Living with background fear is a habit most of us have got used to, but this constant worry keeps us in our fight-or-flight stress response. When I ask clients what they’re actually scared of, most of them tell me it’s a fear of the unknown. They’re imagining a scary future where things go very badly for them and their loved ones, then attempting to find solutions to problems that don’t yet exist. They think they know what’s going to happen next, but they don’t.
It’s normal to feel frightened when faced with an uncertain future, but our real discomfort comes from believing our made-up stories and thinking we can’t handle them. If we realise these scenarios are just in our imagination, we can also see that there’s nothing we need to do about them. We’re terrible at trying to figure out what we’ll do in any future made-up situation, but we always know what to do in real time which is why we’re all far better at surviving a crisis than we think.
You’ve already lived through a world you could never have imagined a year ago. You have learned new skills, and you will learn new ones in the months to come. At some point over the past nine months you probably even found yourself feeling happy. This was because you temporarily forgot the scary movies in your mind and got caught up in living your life. Know that in the absence of actual danger any feelings of fear and anxiety are just a symptom of your imagination and you’ll start taking these thoughts far less seriously.
Our new normal will continue to feel uncertain for many more months to come, but we can get better at anything with practice. Most of what we learn comes to us during our periods of adversity, as these tough times show us what truly matters. During your lifetime you’ve overcome numerous obstacles and proved that you’re stronger than you knew.

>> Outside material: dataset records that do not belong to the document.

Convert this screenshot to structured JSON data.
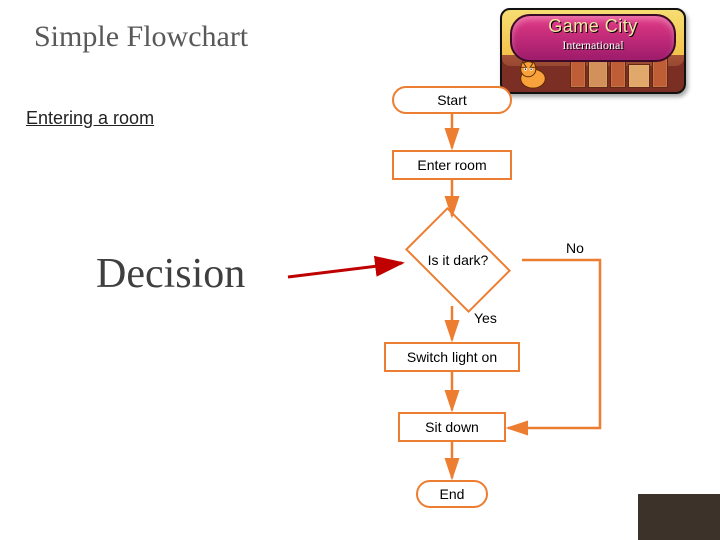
{
  "title": "Simple Flowchart",
  "subtitle": "Entering a room",
  "annotation": "Decision",
  "logo": {
    "line1": "Game City",
    "line2": "International"
  },
  "flow": {
    "start": "Start",
    "enter": "Enter room",
    "decision": "Is it dark?",
    "yes": "Yes",
    "no": "No",
    "switch": "Switch light on",
    "sit": "Sit down",
    "end": "End"
  },
  "colors": {
    "node_border": "#ed7d31",
    "arrow": "#ed7d31",
    "pointer": "#c00000"
  }
}
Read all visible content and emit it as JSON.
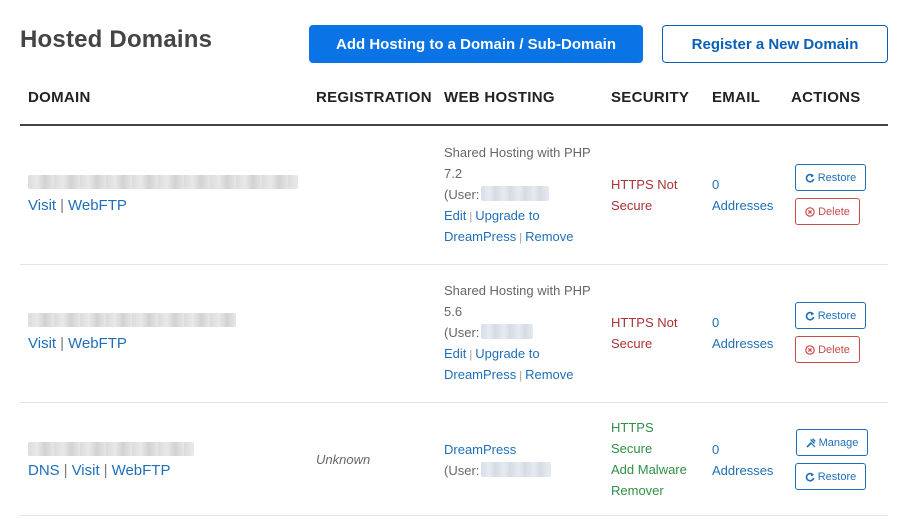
{
  "page": {
    "title": "Hosted Domains",
    "add_hosting_label": "Add Hosting to a Domain / Sub-Domain",
    "register_label": "Register a New Domain"
  },
  "table": {
    "headers": [
      "DOMAIN",
      "REGISTRATION",
      "WEB HOSTING",
      "SECURITY",
      "EMAIL",
      "ACTIONS"
    ],
    "rows": [
      {
        "domain_links": [
          "Visit",
          "WebFTP"
        ],
        "registration": "",
        "hosting": {
          "line1": "Shared Hosting with PHP",
          "line2": "7.2",
          "user_prefix": "(User:",
          "edit": "Edit",
          "upgrade": "Upgrade to",
          "dreampress": "DreamPress",
          "remove": "Remove"
        },
        "security": [
          "HTTPS Not",
          "Secure"
        ],
        "email": [
          "0",
          "Addresses"
        ],
        "actions": [
          "Restore",
          "Delete"
        ]
      },
      {
        "domain_links": [
          "Visit",
          "WebFTP"
        ],
        "registration": "",
        "hosting": {
          "line1": "Shared Hosting with PHP",
          "line2": "5.6",
          "user_prefix": "(User:",
          "edit": "Edit",
          "upgrade": "Upgrade to",
          "dreampress": "DreamPress",
          "remove": "Remove"
        },
        "security": [
          "HTTPS Not",
          "Secure"
        ],
        "email": [
          "0",
          "Addresses"
        ],
        "actions": [
          "Restore",
          "Delete"
        ]
      },
      {
        "domain_links": [
          "DNS",
          "Visit",
          "WebFTP"
        ],
        "registration": "Unknown",
        "hosting": {
          "line1": "DreamPress",
          "user_prefix": "(User:"
        },
        "security": [
          "HTTPS",
          "Secure",
          "Add Malware",
          "Remover"
        ],
        "email": [
          "0",
          "Addresses"
        ],
        "actions": [
          "Manage",
          "Restore"
        ]
      }
    ]
  },
  "colors": {
    "primary": "#0a73e6",
    "link": "#1f6fb8",
    "danger": "#a33",
    "success": "#2f8f45"
  }
}
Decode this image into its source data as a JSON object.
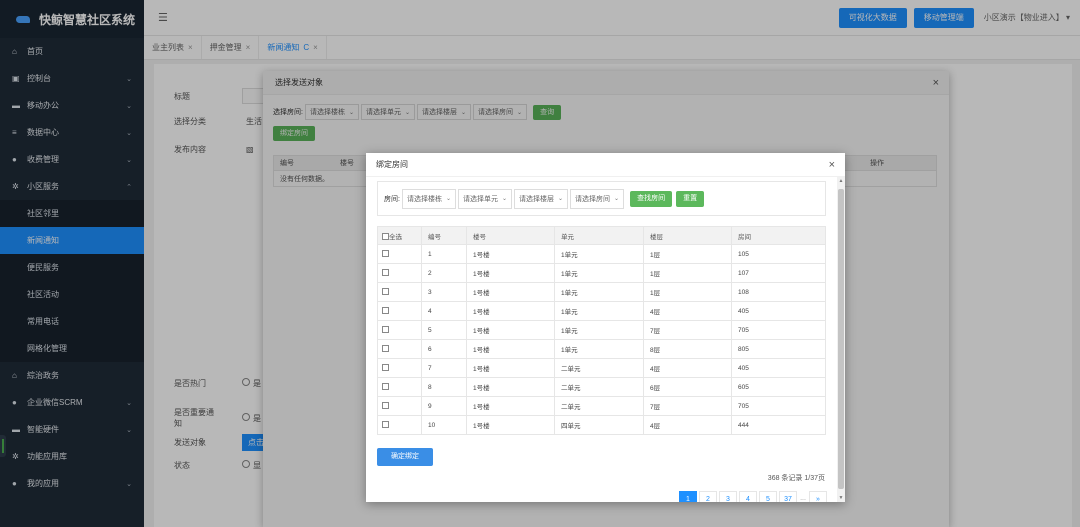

Sadly, it’s all too easy to mess up the present by wanting things to be a certain way when they’re not.
What if you made the decision to have a good life no matter what else was going on? It’s not denial – it just feels a whole lot better.
See lizwilde.co.uk for more information.